[DATASET]
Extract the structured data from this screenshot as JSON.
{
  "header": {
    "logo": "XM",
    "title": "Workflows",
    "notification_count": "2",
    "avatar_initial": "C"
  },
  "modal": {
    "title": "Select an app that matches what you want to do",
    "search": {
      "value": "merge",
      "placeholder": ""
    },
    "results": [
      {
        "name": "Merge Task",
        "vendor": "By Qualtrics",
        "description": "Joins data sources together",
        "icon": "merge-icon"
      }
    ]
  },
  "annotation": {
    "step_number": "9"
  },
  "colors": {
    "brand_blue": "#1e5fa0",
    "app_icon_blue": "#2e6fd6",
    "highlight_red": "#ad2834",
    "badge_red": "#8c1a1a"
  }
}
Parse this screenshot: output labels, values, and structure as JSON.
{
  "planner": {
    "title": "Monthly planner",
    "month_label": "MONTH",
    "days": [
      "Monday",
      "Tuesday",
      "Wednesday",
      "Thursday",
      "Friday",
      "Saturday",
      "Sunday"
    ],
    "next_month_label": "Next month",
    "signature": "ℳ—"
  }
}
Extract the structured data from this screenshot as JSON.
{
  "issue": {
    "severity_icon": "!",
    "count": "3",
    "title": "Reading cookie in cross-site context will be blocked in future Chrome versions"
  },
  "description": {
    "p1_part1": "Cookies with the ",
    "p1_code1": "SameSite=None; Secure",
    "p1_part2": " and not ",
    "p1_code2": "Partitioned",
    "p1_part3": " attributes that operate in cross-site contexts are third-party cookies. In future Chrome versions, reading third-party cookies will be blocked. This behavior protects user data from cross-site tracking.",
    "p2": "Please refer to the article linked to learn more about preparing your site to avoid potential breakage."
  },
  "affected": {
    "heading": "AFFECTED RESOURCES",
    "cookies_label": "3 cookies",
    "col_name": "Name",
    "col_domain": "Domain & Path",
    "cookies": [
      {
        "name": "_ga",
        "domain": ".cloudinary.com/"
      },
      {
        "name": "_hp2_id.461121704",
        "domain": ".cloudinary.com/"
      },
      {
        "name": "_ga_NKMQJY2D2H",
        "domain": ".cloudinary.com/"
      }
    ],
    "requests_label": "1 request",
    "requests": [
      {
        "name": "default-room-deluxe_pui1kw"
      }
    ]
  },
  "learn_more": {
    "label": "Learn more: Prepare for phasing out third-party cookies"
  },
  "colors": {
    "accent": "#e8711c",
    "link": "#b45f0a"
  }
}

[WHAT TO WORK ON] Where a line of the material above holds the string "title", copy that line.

[EXPECTED ANSWER]
    "title": "Workflows",
    "title": "Select an app that matches what you want to do",
    "title": "Monthly planner",
    "title": "Reading cookie in cross-site context will be blocked in future Chrome versions"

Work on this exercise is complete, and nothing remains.